Government to pay record compensation for Uludere
ANKARA - Hürriyet Daily News
Prime Minister Recep Tayyip Erdoğan said the government was taking measures to prevent the repetition of similar incidents at his group meeting yesterday. DAILY NEWS photo, Selahattin SÖNMEZThe government has allocated unprecedented compensation of 123,000 Turkish Liras for the families of each of the 34 people who were mistakenly killed last month in an air raid aimed at Kurdish militants near Uludere on the Iraqi border.
The payments were announced yesterday by Prime Minister Recep Tayyip Erdoğan, who explained that the families of the victims were entitled to 23,150 liras each by law in addition to an extra sum of 100,000 liras added from Prime Ministry funds.
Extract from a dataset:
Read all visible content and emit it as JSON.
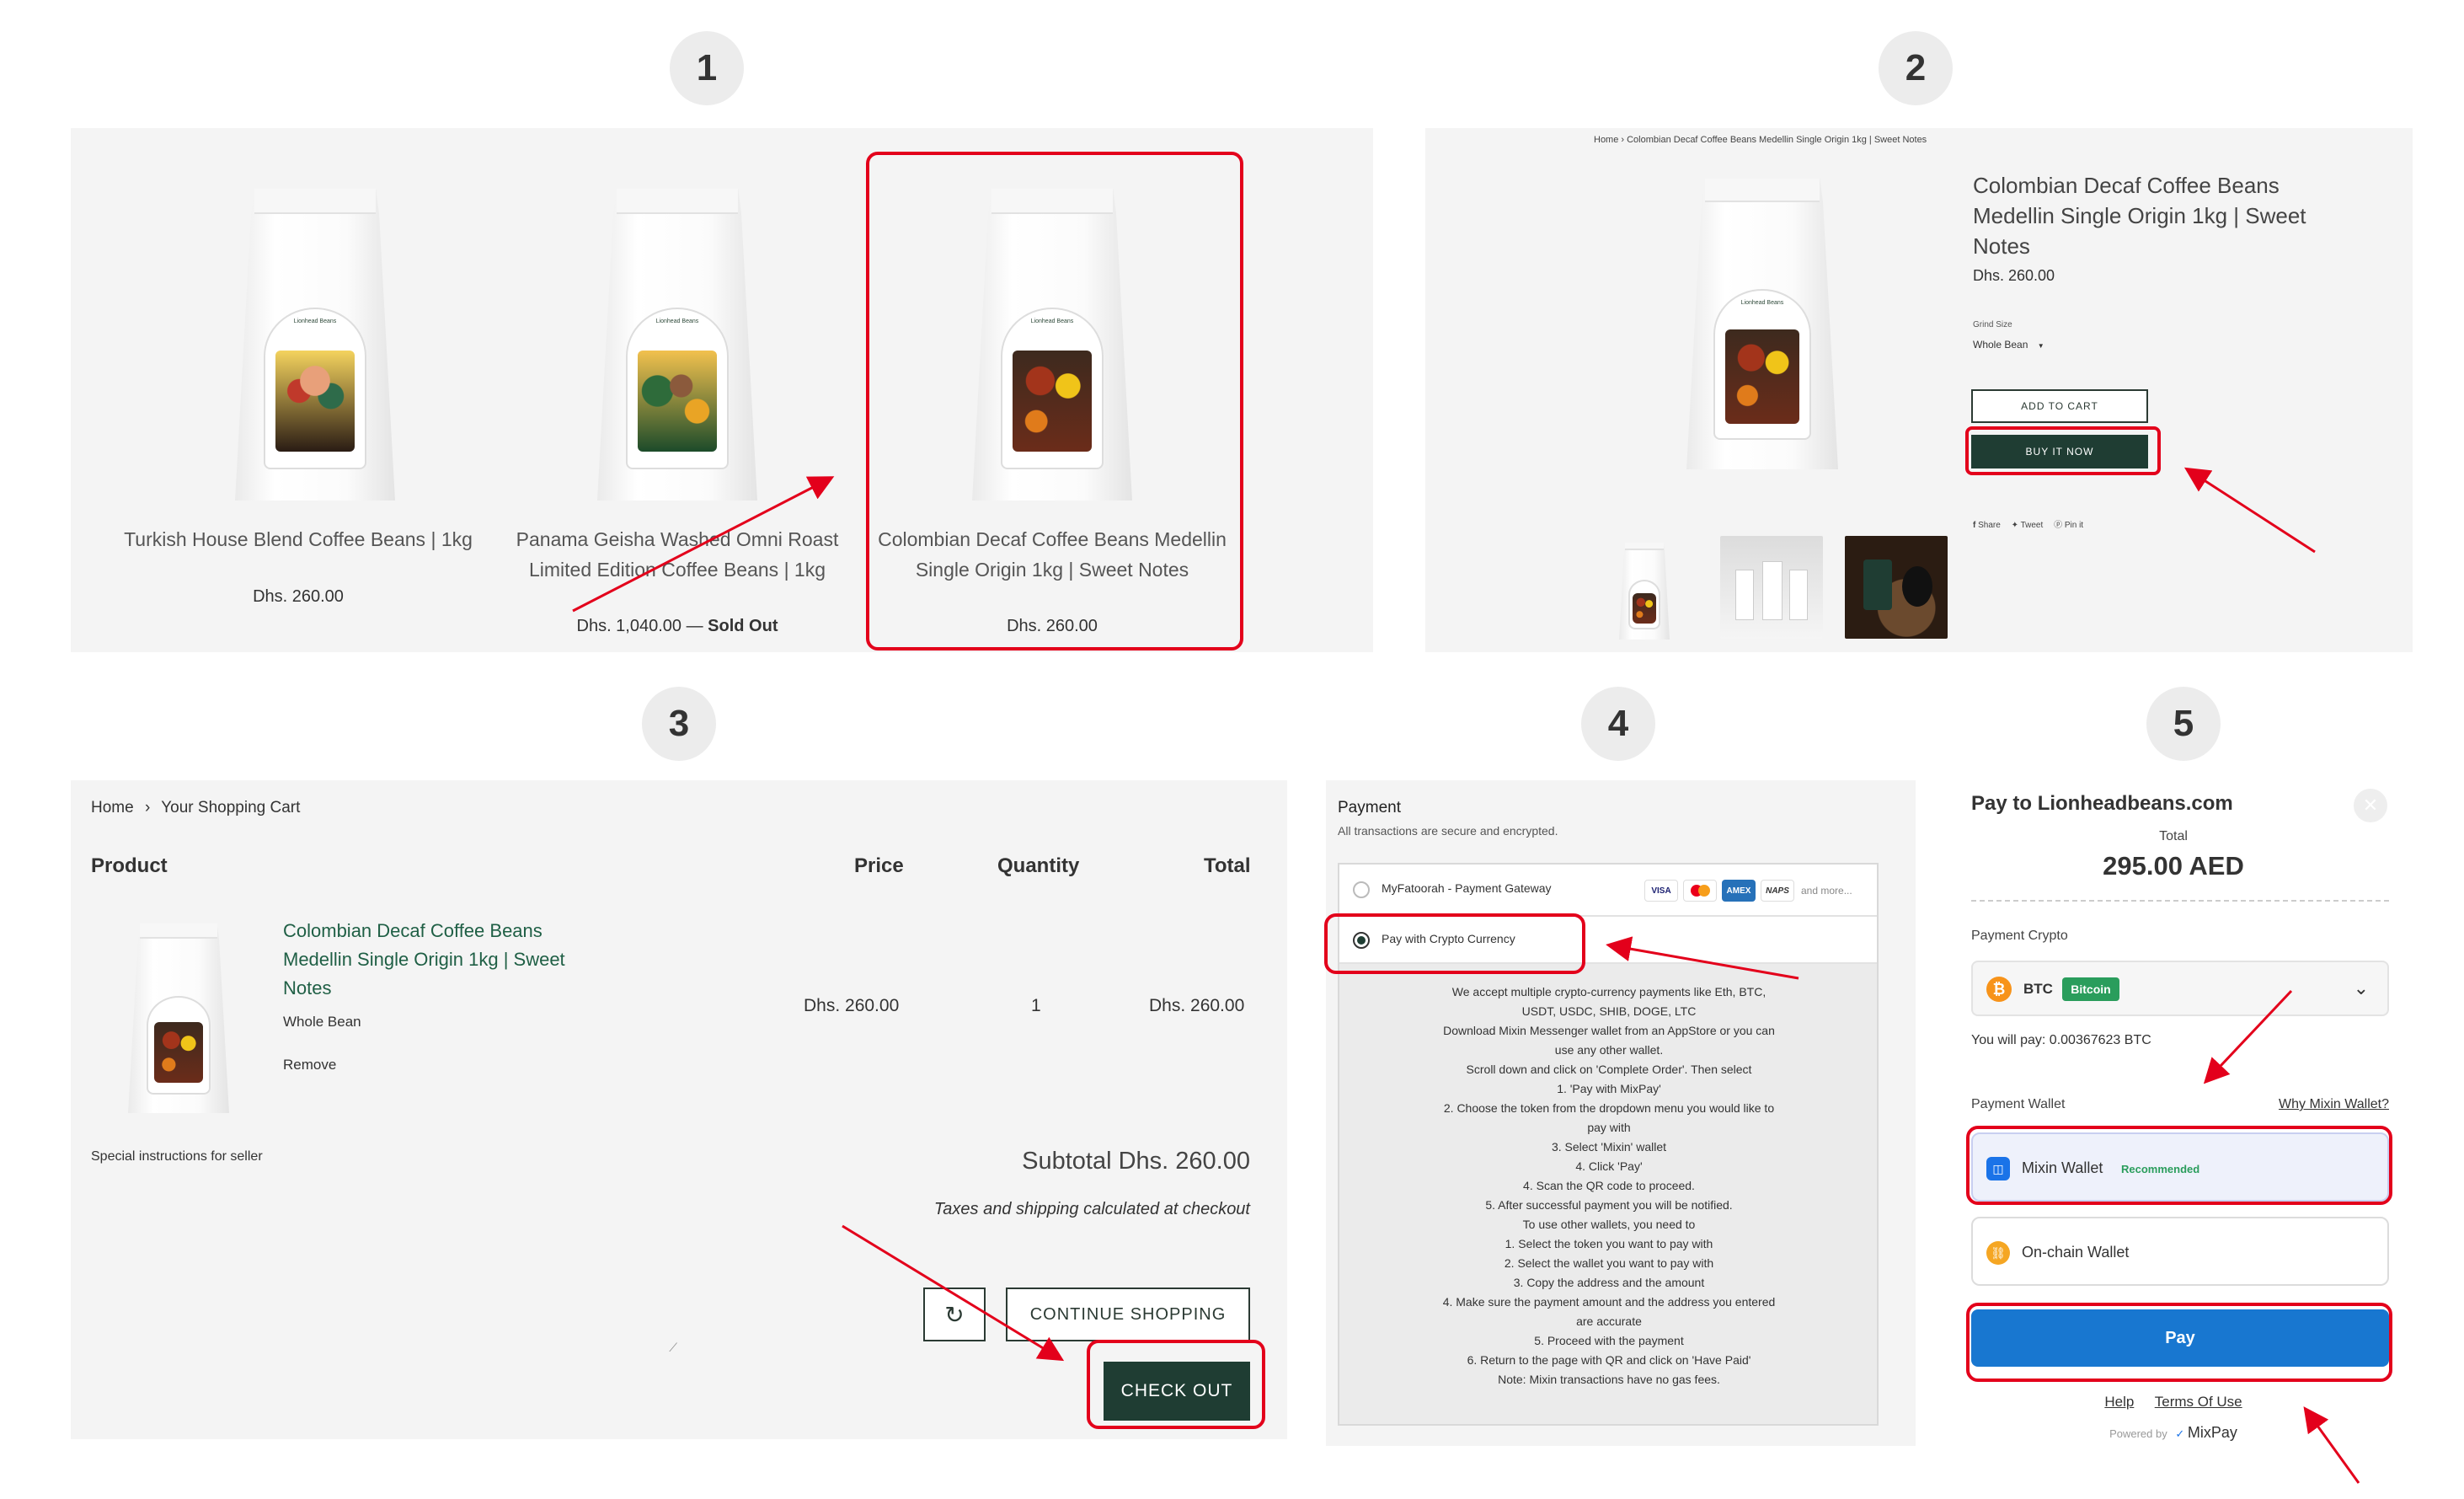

This represents the highest compensation paid so far to victims of the anti-terror fight.
Erdoğan gave assurances that the payment of this compensation would not mean the slackening of the investigation into how the intelligence blunder occurred on Dec. 28, 2011. The victims, mostly teenagers, were smugglers from impoverished families bringing in small goods from Iraq. Erdoğan also said the government was taking measures to prevent the repetition of similar incidents and was considering the opening of a border-crossing point near the village of Gülyazı, where the victims lived.
In a related development, the Peace and Democracy Party (BDP), Turkey’s main Kurdish political organization, said it had asked the U.N. high commissioner for human rights to conduct an independent inquiry into the bombing and would also lodge a complaint with the International Criminal Court (ICC). Turkey has refused to sign the ICC treaty and recognize the court’s jurisdiction.
BDP Co-Chair Selahattin Demirtaş accused Erdoğan of being insincere in his pledges to investigate the botched raid and claimed it was the prime minister himself who gave the order for the bombing.
Demirtaş also slammed government efforts to force the closure of Roj TV on grounds it was the mouthpiece of the outlawed Kurdistan Workers’ Party (PKK), arguing it should instead be allowed to broadcast from Turkey. He urged for an end to the solitary confinement of PKK leader Abdullah Öcalan and called for “the initiation of a negotiation process before the public eye.”
National security classes to end
ANKARA - Hürriyet Daily News
National security classes will be removed from the school curriculum next year, Prime Minister Recep Tayyip Erdoğan announced yesterday in another move by the government to reduce the military’s profile.
The national security subject, introduced to the curriculum in 1979, is taught by visiting military officers, a fact Erdoğan described as “odd.”
Certain sections of the national security lessons will be transferred to the citizenship knowledge classes, which are taught by civilian teachers, starting in the 2012-2013 school year, said Erdoğan.